Work item: Apart from the pictures, output all of the records exactly.

[Items from a dataset]
========================

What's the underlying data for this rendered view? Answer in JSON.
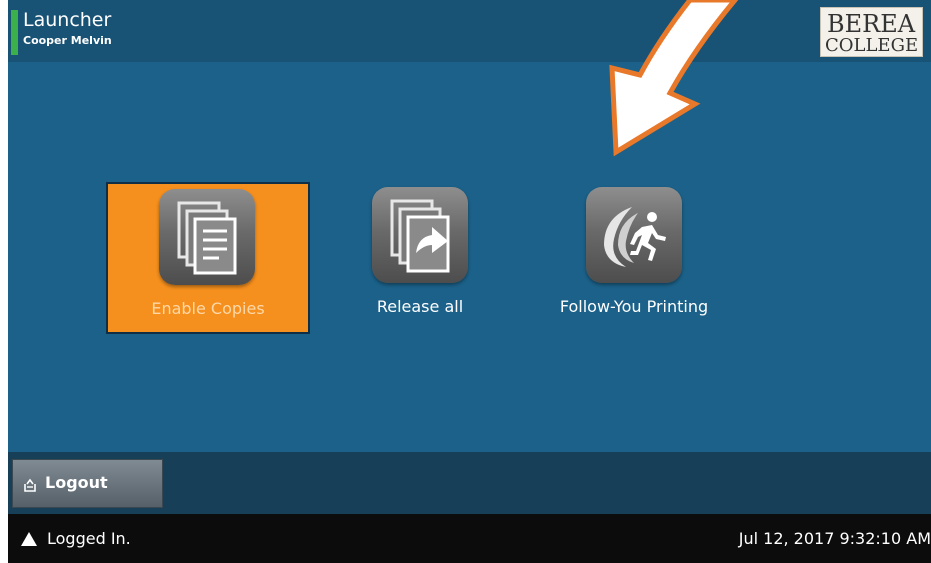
{
  "header": {
    "title": "Launcher",
    "user": "Cooper Melvin",
    "logo_line1": "BEREA",
    "logo_line2": "COLLEGE",
    "status_color": "#3cb04a"
  },
  "tiles": [
    {
      "label": "Enable Copies",
      "icon": "copies-icon",
      "selected": true
    },
    {
      "label": "Release all",
      "icon": "release-all-icon",
      "selected": false
    },
    {
      "label": "Follow-You Printing",
      "icon": "follow-you-printing-icon",
      "selected": false
    }
  ],
  "bottom": {
    "logout_label": "Logout",
    "logout_icon": "logout-icon"
  },
  "status_bar": {
    "status_text": "Logged In.",
    "datetime": "Jul 12, 2017 9:32:10 AM",
    "status_icon": "alert-triangle-icon"
  },
  "annotation": {
    "arrow_color": "#e8782a"
  },
  "colors": {
    "background": "#1b6189",
    "header": "#185275",
    "selected_tile": "#f58f1d",
    "status_bar": "#0c0c0c"
  }
}
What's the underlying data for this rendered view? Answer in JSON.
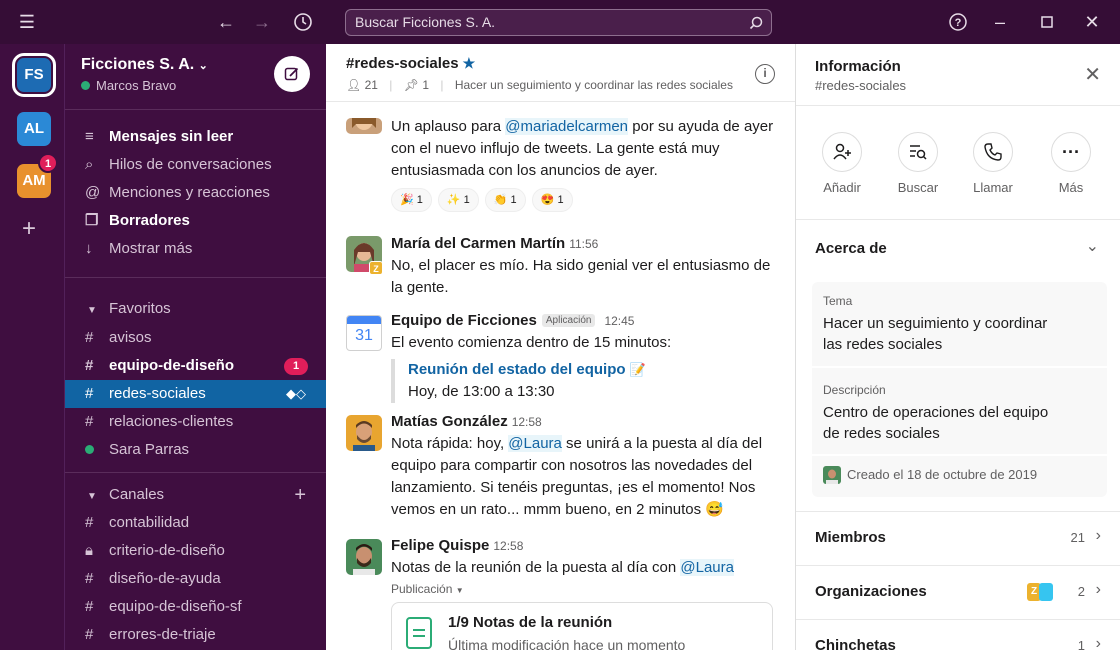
{
  "search": {
    "placeholder": "Buscar Ficciones S. A."
  },
  "rail": {
    "workspaces": [
      {
        "initials": "FS",
        "color": "#1d6bb3"
      },
      {
        "initials": "AL",
        "color": "#2b89d6"
      },
      {
        "initials": "AM",
        "color": "#e8912d",
        "badge": "1"
      }
    ]
  },
  "sidebar": {
    "workspace_name": "Ficciones S. A.",
    "user_name": "Marcos Bravo",
    "nav": [
      {
        "label": "Mensajes sin leer"
      },
      {
        "label": "Hilos de conversaciones"
      },
      {
        "label": "Menciones y reacciones"
      },
      {
        "label": "Borradores"
      },
      {
        "label": "Mostrar más"
      }
    ],
    "favorites_label": "Favoritos",
    "favorites": [
      {
        "label": "avisos"
      },
      {
        "label": "equipo-de-diseño",
        "badge": "1"
      },
      {
        "label": "redes-sociales"
      },
      {
        "label": "relaciones-clientes"
      },
      {
        "label": "Sara Parras"
      }
    ],
    "channels_label": "Canales",
    "channels": [
      {
        "label": "contabilidad"
      },
      {
        "label": "criterio-de-diseño"
      },
      {
        "label": "diseño-de-ayuda"
      },
      {
        "label": "equipo-de-diseño-sf"
      },
      {
        "label": "errores-de-triaje"
      }
    ]
  },
  "channel": {
    "name": "#redes-sociales",
    "members": "21",
    "pins": "1",
    "topic": "Hacer un seguimiento y coordinar las redes sociales"
  },
  "messages": {
    "m0": {
      "text_pre": "Un aplauso para ",
      "mention": "@mariadelcarmen",
      "text_post": " por su ayuda de ayer con el nuevo influjo de tweets. La gente está muy entusiasmada con los anuncios de ayer.",
      "reactions": [
        {
          "emoji": "🎉",
          "count": "1"
        },
        {
          "emoji": "✨",
          "count": "1"
        },
        {
          "emoji": "👏",
          "count": "1"
        },
        {
          "emoji": "😍",
          "count": "1"
        }
      ]
    },
    "m1": {
      "author": "María del Carmen Martín",
      "time": "11:56",
      "text": "No, el placer es mío. Ha sido genial ver el entusiasmo de la gente."
    },
    "m2": {
      "author": "Equipo de Ficciones",
      "app_tag": "Aplicación",
      "time": "12:45",
      "calendar_day": "31",
      "text": "El evento comienza dentro de 15 minutos:",
      "event_title": "Reunión del estado del equipo",
      "event_emoji": "📝",
      "event_time": "Hoy, de 13:00 a 13:30"
    },
    "m3": {
      "author": "Matías González",
      "time": "12:58",
      "text_pre": "Nota rápida: hoy, ",
      "mention": "@Laura",
      "text_post": " se unirá a la puesta al día del equipo para compartir con nosotros las novedades del lanzamiento. Si tenéis preguntas, ¡es el momento! Nos vemos en un rato... mmm bueno, en 2 minutos 😅"
    },
    "m4": {
      "author": "Felipe Quispe",
      "time": "12:58",
      "text_pre": "Notas de la reunión de la puesta al día con ",
      "mention": "@Laura",
      "pub_label": "Publicación",
      "file_title": "1/9 Notas de la reunión",
      "file_sub": "Última modificación hace un momento"
    }
  },
  "panel": {
    "title": "Información",
    "subtitle": "#redes-sociales",
    "actions": [
      {
        "label": "Añadir"
      },
      {
        "label": "Buscar"
      },
      {
        "label": "Llamar"
      },
      {
        "label": "Más"
      }
    ],
    "about_title": "Acerca de",
    "topic_label": "Tema",
    "topic_value": "Hacer un seguimiento y coordinar las redes sociales",
    "desc_label": "Descripción",
    "desc_value": "Centro de operaciones del equipo de redes sociales",
    "created": "Creado el 18 de octubre de 2019",
    "members_label": "Miembros",
    "members_count": "21",
    "orgs_label": "Organizaciones",
    "orgs_badge": "Z",
    "orgs_count": "2",
    "pins_label": "Chinchetas",
    "pins_count": "1"
  }
}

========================

Reply to the task:
What's the underlying data for this rendered view? Answer in JSON.
{
  "header": {
    "title": "Launcher",
    "user": "Cooper Melvin",
    "logo_line1": "BEREA",
    "logo_line2": "COLLEGE",
    "status_color": "#3cb04a"
  },
  "tiles": [
    {
      "label": "Enable Copies",
      "icon": "copies-icon",
      "selected": true
    },
    {
      "label": "Release all",
      "icon": "release-all-icon",
      "selected": false
    },
    {
      "label": "Follow-You Printing",
      "icon": "follow-you-printing-icon",
      "selected": false
    }
  ],
  "bottom": {
    "logout_label": "Logout",
    "logout_icon": "logout-icon"
  },
  "status_bar": {
    "status_text": "Logged In.",
    "datetime": "Jul 12, 2017 9:32:10 AM",
    "status_icon": "alert-triangle-icon"
  },
  "annotation": {
    "arrow_color": "#e8782a"
  },
  "colors": {
    "background": "#1b6189",
    "header": "#185275",
    "selected_tile": "#f58f1d",
    "status_bar": "#0c0c0c"
  }
}
What's the underlying data for this rendered view? Answer in JSON.
{
  "search": {
    "placeholder": "Buscar Ficciones S. A."
  },
  "rail": {
    "workspaces": [
      {
        "initials": "FS",
        "color": "#1d6bb3"
      },
      {
        "initials": "AL",
        "color": "#2b89d6"
      },
      {
        "initials": "AM",
        "color": "#e8912d",
        "badge": "1"
      }
    ]
  },
  "sidebar": {
    "workspace_name": "Ficciones S. A.",
    "user_name": "Marcos Bravo",
    "nav": [
      {
        "label": "Mensajes sin leer"
      },
      {
        "label": "Hilos de conversaciones"
      },
      {
        "label": "Menciones y reacciones"
      },
      {
        "label": "Borradores"
      },
      {
        "label": "Mostrar más"
      }
    ],
    "favorites_label": "Favoritos",
    "favorites": [
      {
        "label": "avisos"
      },
      {
        "label": "equipo-de-diseño",
        "badge": "1"
      },
      {
        "label": "redes-sociales"
      },
      {
        "label": "relaciones-clientes"
      },
      {
        "label": "Sara Parras"
      }
    ],
    "channels_label": "Canales",
    "channels": [
      {
        "label": "contabilidad"
      },
      {
        "label": "criterio-de-diseño"
      },
      {
        "label": "diseño-de-ayuda"
      },
      {
        "label": "equipo-de-diseño-sf"
      },
      {
        "label": "errores-de-triaje"
      }
    ]
  },
  "channel": {
    "name": "#redes-sociales",
    "members": "21",
    "pins": "1",
    "topic": "Hacer un seguimiento y coordinar las redes sociales"
  },
  "messages": {
    "m0": {
      "text_pre": "Un aplauso para ",
      "mention": "@mariadelcarmen",
      "text_post": " por su ayuda de ayer con el nuevo influjo de tweets. La gente está muy entusiasmada con los anuncios de ayer.",
      "reactions": [
        {
          "emoji": "🎉",
          "count": "1"
        },
        {
          "emoji": "✨",
          "count": "1"
        },
        {
          "emoji": "👏",
          "count": "1"
        },
        {
          "emoji": "😍",
          "count": "1"
        }
      ]
    },
    "m1": {
      "author": "María del Carmen Martín",
      "time": "11:56",
      "text": "No, el placer es mío. Ha sido genial ver el entusiasmo de la gente."
    },
    "m2": {
      "author": "Equipo de Ficciones",
      "app_tag": "Aplicación",
      "time": "12:45",
      "calendar_day": "31",
      "text": "El evento comienza dentro de 15 minutos:",
      "event_title": "Reunión del estado del equipo",
      "event_emoji": "📝",
      "event_time": "Hoy, de 13:00 a 13:30"
    },
    "m3": {
      "author": "Matías González",
      "time": "12:58",
      "text_pre": "Nota rápida: hoy, ",
      "mention": "@Laura",
      "text_post": " se unirá a la puesta al día del equipo para compartir con nosotros las novedades del lanzamiento. Si tenéis preguntas, ¡es el momento! Nos vemos en un rato... mmm bueno, en 2 minutos 😅"
    },
    "m4": {
      "author": "Felipe Quispe",
      "time": "12:58",
      "text_pre": "Notas de la reunión de la puesta al día con ",
      "mention": "@Laura",
      "pub_label": "Publicación",
      "file_title": "1/9 Notas de la reunión",
      "file_sub": "Última modificación hace un momento"
    }
  },
  "panel": {
    "title": "Información",
    "subtitle": "#redes-sociales",
    "actions": [
      {
        "label": "Añadir"
      },
      {
        "label": "Buscar"
      },
      {
        "label": "Llamar"
      },
      {
        "label": "Más"
      }
    ],
    "about_title": "Acerca de",
    "topic_label": "Tema",
    "topic_value": "Hacer un seguimiento y coordinar las redes sociales",
    "desc_label": "Descripción",
    "desc_value": "Centro de operaciones del equipo de redes sociales",
    "created": "Creado el 18 de octubre de 2019",
    "members_label": "Miembros",
    "members_count": "21",
    "orgs_label": "Organizaciones",
    "orgs_badge": "Z",
    "orgs_count": "2",
    "pins_label": "Chinchetas",
    "pins_count": "1"
  }
}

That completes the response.